maternity practice setting, pregnancy intention is not consistently reported. Usually,
this enquiry consists of a single question, with a dichotomous outcome, about whether
the pregnancy was planned or not, with midwives being the health professionals responsible
for asking this question. The London Measure of Unplanned Pregnancy(LMUP) is a psychometrically
validated measure of the degree of intention of a current or recent pregnancy.
The aim of this study is to present the first year of implementation of the LMUP and
examine rates of unwanted, ambivalent and intended pregnancies and their demographic
We performed a retrospective review of the first year of LMUP data entered in the
electronic maternity medical records of women booked for public antenatal care at
the two maternity hospitals in Sydney. Routinely collected data from the antenatal
booking visit along with sociodemographic information, living situation, relationship
status and country of birth were also collected.
We identified that 4993 women who booked in for public antenatal care during the study
period of whom 44.8% (2791) had all six items of the LMUP completed. Primiparous women

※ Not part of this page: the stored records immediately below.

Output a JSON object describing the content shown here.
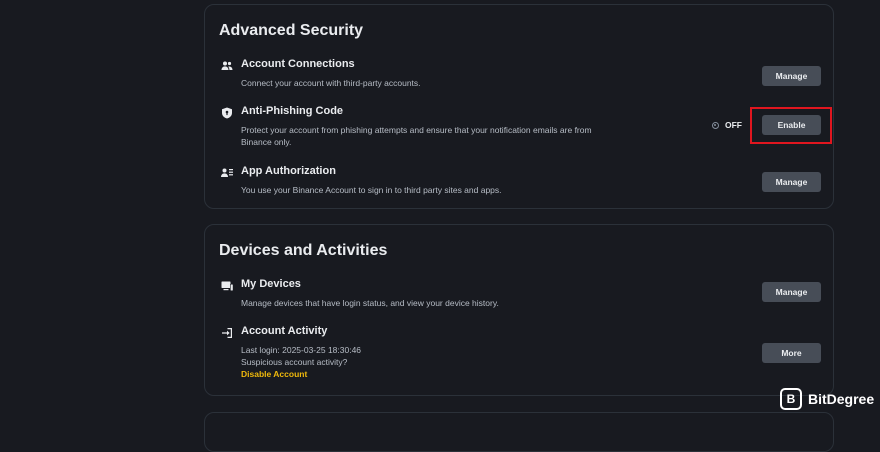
{
  "advanced_security": {
    "title": "Advanced Security",
    "items": [
      {
        "icon": "users-icon",
        "title": "Account Connections",
        "description": "Connect your account with third-party accounts.",
        "button": "Manage"
      },
      {
        "icon": "shield-icon",
        "title": "Anti-Phishing Code",
        "description": "Protect your account from phishing attempts and ensure that your notification emails are from Binance only.",
        "status": "OFF",
        "button": "Enable"
      },
      {
        "icon": "app-authorization-icon",
        "title": "App Authorization",
        "description": "You use your Binance Account to sign in to third party sites and apps.",
        "button": "Manage"
      }
    ]
  },
  "devices_activities": {
    "title": "Devices and Activities",
    "items": [
      {
        "icon": "devices-icon",
        "title": "My Devices",
        "description": "Manage devices that have login status, and view your device history.",
        "button": "Manage"
      },
      {
        "icon": "login-icon",
        "title": "Account Activity",
        "last_login": "Last login: 2025-03-25 18:30:46",
        "suspicious": "Suspicious account activity?",
        "link": "Disable Account",
        "button": "More"
      }
    ]
  },
  "watermark": {
    "text": "BitDegree"
  },
  "colors": {
    "background": "#181a20",
    "border": "#2b3139",
    "button": "#474d57",
    "warning_link": "#f0b90b",
    "highlight": "#e0161f"
  }
}
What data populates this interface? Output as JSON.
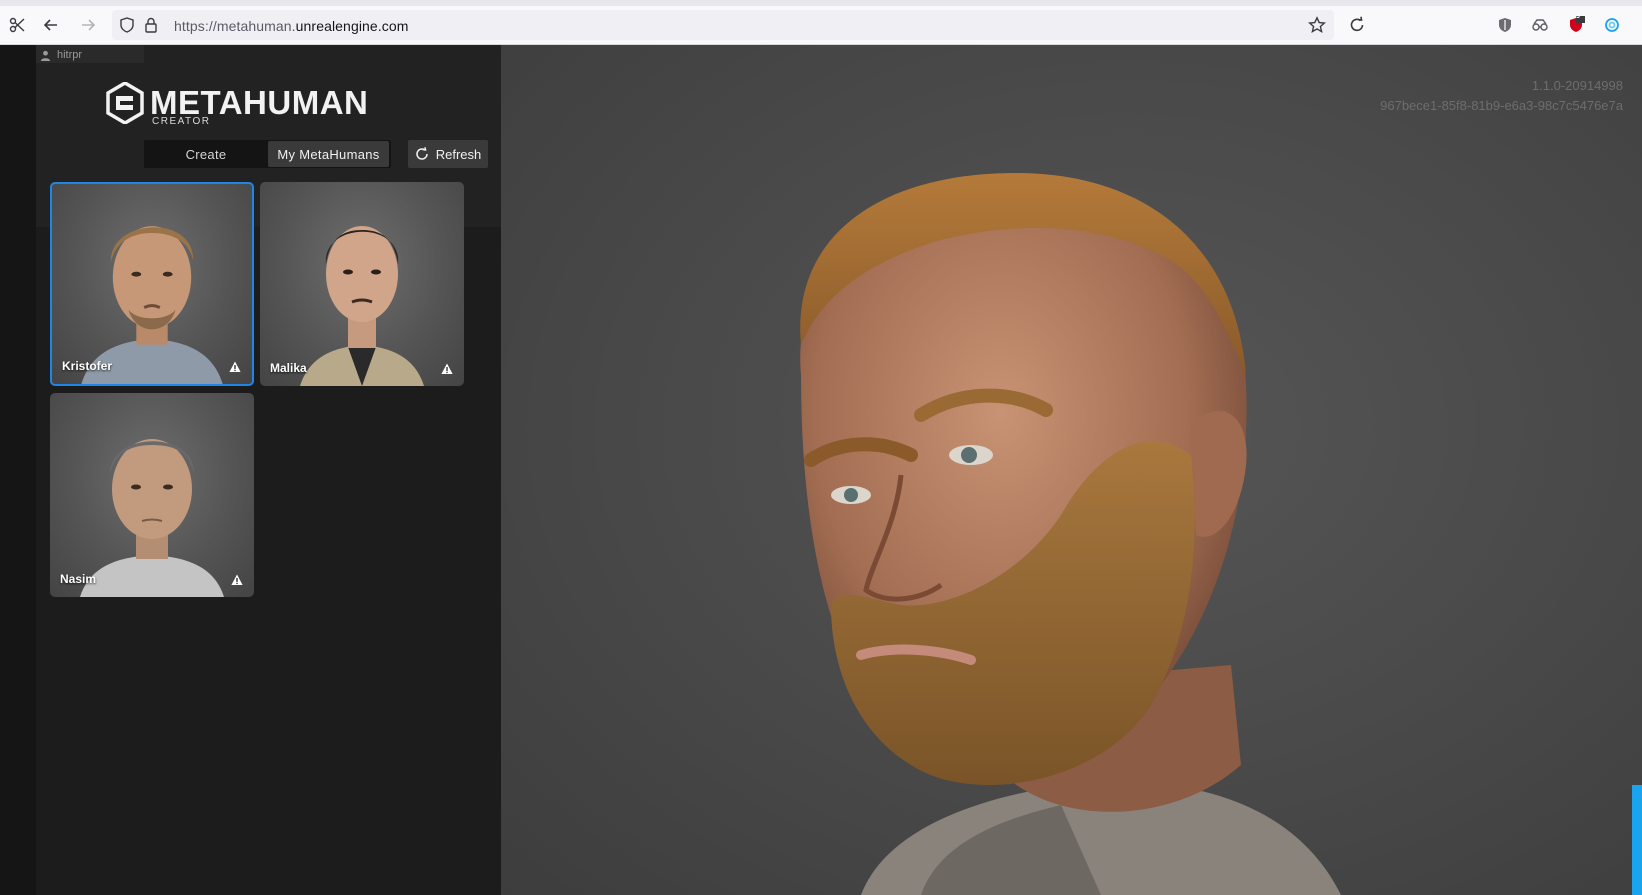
{
  "browser": {
    "url_prefix": "https://metahuman.",
    "url_domain": "unrealengine.com",
    "extension_badge": "3"
  },
  "user": {
    "name": "hitrpr"
  },
  "app": {
    "logo_word": "METAHUMAN",
    "logo_sub": "CREATOR",
    "tabs": [
      {
        "label": "Create",
        "active": false
      },
      {
        "label": "My MetaHumans",
        "active": true
      }
    ],
    "refresh_label": "Refresh",
    "accent_color": "#1f86e8"
  },
  "metahumans": [
    {
      "name": "Kristofer",
      "selected": true,
      "warning": true
    },
    {
      "name": "Malika",
      "selected": false,
      "warning": true
    },
    {
      "name": "Nasim",
      "selected": false,
      "warning": true
    }
  ],
  "viewport": {
    "version": "1.1.0-20914998",
    "session_id": "967bece1-85f8-81b9-e6a3-98c7c5476e7a"
  }
}
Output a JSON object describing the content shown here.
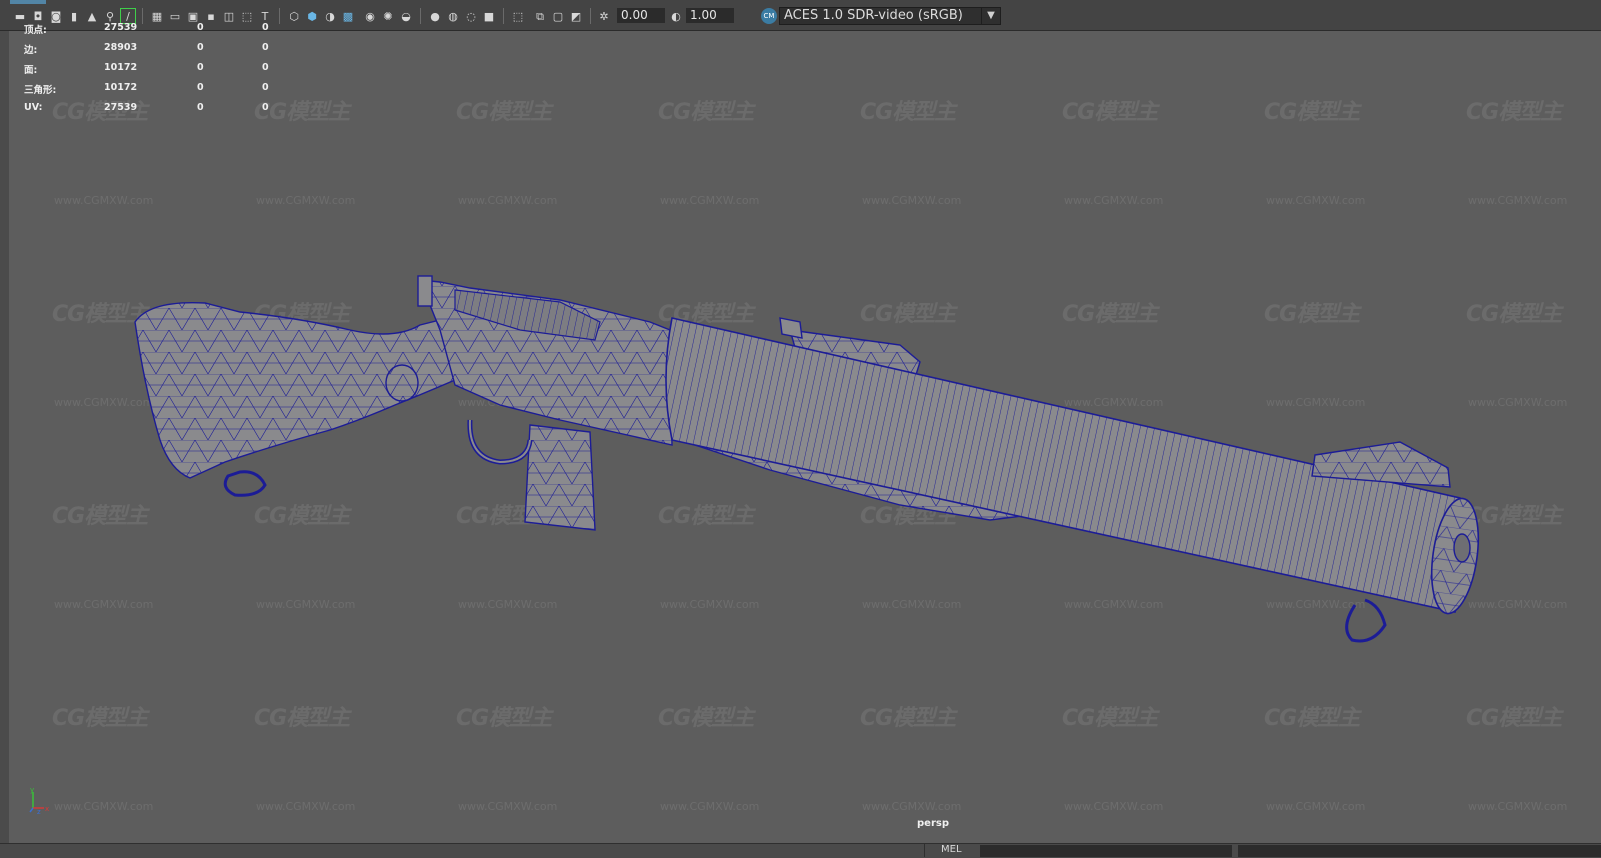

accounted for 52% of bookings, and2385 pregnancies were unplanned. 29% of pregnancies
were unintended with an 8-fold higher risk in those having their 4th or more birth
compared to those having their first.
Unintended pregnancies can have serious health, social and financial consequences
and we have identified that women are missing out on access to contraception between
pregnancies. Our findings are critical research in an emerging area of midwifery which
will inform policy and practice and to develop service models that meet women’s needs
and scope of practice of Midwives.